■ EXERCISE OBJECTIVE
Your reply should be the following data, copied exactly.

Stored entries

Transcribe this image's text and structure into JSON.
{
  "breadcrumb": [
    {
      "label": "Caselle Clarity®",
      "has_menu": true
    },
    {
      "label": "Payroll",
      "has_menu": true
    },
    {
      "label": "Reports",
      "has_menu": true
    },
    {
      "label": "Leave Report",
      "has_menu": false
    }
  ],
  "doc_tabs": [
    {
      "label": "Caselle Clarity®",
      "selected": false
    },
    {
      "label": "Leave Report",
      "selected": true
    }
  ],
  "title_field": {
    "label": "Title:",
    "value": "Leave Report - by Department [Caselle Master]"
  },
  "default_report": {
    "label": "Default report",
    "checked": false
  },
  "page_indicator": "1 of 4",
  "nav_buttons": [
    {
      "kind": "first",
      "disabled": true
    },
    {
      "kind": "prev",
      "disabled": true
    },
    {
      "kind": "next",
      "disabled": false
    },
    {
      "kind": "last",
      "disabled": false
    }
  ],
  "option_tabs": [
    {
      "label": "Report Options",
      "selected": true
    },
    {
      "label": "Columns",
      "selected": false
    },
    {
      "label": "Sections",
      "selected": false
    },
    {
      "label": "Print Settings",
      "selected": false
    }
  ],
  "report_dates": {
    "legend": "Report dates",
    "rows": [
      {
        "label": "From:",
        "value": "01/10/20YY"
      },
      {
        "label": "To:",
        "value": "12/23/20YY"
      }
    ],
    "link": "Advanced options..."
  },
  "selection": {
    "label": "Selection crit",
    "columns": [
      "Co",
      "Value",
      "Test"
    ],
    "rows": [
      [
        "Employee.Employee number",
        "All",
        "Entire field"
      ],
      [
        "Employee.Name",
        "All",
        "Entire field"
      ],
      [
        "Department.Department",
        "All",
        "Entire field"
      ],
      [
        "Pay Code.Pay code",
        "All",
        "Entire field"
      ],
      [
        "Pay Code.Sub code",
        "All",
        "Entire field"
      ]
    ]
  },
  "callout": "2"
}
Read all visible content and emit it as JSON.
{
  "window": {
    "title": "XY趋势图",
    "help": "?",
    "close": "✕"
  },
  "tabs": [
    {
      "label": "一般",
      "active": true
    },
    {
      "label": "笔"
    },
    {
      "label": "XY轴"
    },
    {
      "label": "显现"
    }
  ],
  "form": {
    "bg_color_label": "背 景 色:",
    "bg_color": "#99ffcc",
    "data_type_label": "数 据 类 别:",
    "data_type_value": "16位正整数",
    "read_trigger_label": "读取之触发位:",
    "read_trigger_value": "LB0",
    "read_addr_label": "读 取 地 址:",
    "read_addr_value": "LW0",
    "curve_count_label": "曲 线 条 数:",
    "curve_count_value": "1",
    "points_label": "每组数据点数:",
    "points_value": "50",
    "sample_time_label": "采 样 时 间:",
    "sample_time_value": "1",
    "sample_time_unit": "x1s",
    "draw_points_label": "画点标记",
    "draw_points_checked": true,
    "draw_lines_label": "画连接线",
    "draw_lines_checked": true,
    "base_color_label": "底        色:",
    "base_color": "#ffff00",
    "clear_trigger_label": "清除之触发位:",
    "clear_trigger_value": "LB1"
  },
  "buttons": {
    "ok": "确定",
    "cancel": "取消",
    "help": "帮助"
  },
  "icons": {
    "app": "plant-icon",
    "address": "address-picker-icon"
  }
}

■ TASK RESULT
Transcribe this image's text and structure into JSON.
{
  "breadcrumb": [
    {
      "label": "Caselle Clarity®",
      "has_menu": true
    },
    {
      "label": "Payroll",
      "has_menu": true
    },
    {
      "label": "Reports",
      "has_menu": true
    },
    {
      "label": "Leave Report",
      "has_menu": false
    }
  ],
  "doc_tabs": [
    {
      "label": "Caselle Clarity®",
      "selected": false
    },
    {
      "label": "Leave Report",
      "selected": true
    }
  ],
  "title_field": {
    "label": "Title:",
    "value": "Leave Report - by Department [Caselle Master]"
  },
  "default_report": {
    "label": "Default report",
    "checked": false
  },
  "page_indicator": "1 of 4",
  "nav_buttons": [
    {
      "kind": "first",
      "disabled": true
    },
    {
      "kind": "prev",
      "disabled": true
    },
    {
      "kind": "next",
      "disabled": false
    },
    {
      "kind": "last",
      "disabled": false
    }
  ],
  "option_tabs": [
    {
      "label": "Report Options",
      "selected": true
    },
    {
      "label": "Columns",
      "selected": false
    },
    {
      "label": "Sections",
      "selected": false
    },
    {
      "label": "Print Settings",
      "selected": false
    }
  ],
  "report_dates": {
    "legend": "Report dates",
    "rows": [
      {
        "label": "From:",
        "value": "01/10/20YY"
      },
      {
        "label": "To:",
        "value": "12/23/20YY"
      }
    ],
    "link": "Advanced options..."
  },
  "selection": {
    "label": "Selection crit",
    "columns": [
      "Co",
      "Value",
      "Test"
    ],
    "rows": [
      [
        "Employee.Employee number",
        "All",
        "Entire field"
      ],
      [
        "Employee.Name",
        "All",
        "Entire field"
      ],
      [
        "Department.Department",
        "All",
        "Entire field"
      ],
      [
        "Pay Code.Pay code",
        "All",
        "Entire field"
      ],
      [
        "Pay Code.Sub code",
        "All",
        "Entire field"
      ]
    ]
  },
  "callout": "2"
}
Read all visible content and emit it as JSON.
{
  "window": {
    "title": "XY趋势图",
    "help": "?",
    "close": "✕"
  },
  "tabs": [
    {
      "label": "一般",
      "active": true
    },
    {
      "label": "笔"
    },
    {
      "label": "XY轴"
    },
    {
      "label": "显现"
    }
  ],
  "form": {
    "bg_color_label": "背 景 色:",
    "bg_color": "#99ffcc",
    "data_type_label": "数 据 类 别:",
    "data_type_value": "16位正整数",
    "read_trigger_label": "读取之触发位:",
    "read_trigger_value": "LB0",
    "read_addr_label": "读 取 地 址:",
    "read_addr_value": "LW0",
    "curve_count_label": "曲 线 条 数:",
    "curve_count_value": "1",
    "points_label": "每组数据点数:",
    "points_value": "50",
    "sample_time_label": "采 样 时 间:",
    "sample_time_value": "1",
    "sample_time_unit": "x1s",
    "draw_points_label": "画点标记",
    "draw_points_checked": true,
    "draw_lines_label": "画连接线",
    "draw_lines_checked": true,
    "base_color_label": "底        色:",
    "base_color": "#ffff00",
    "clear_trigger_label": "清除之触发位:",
    "clear_trigger_value": "LB1"
  },
  "buttons": {
    "ok": "确定",
    "cancel": "取消",
    "help": "帮助"
  },
  "icons": {
    "app": "plant-icon",
    "address": "address-picker-icon"
  }
}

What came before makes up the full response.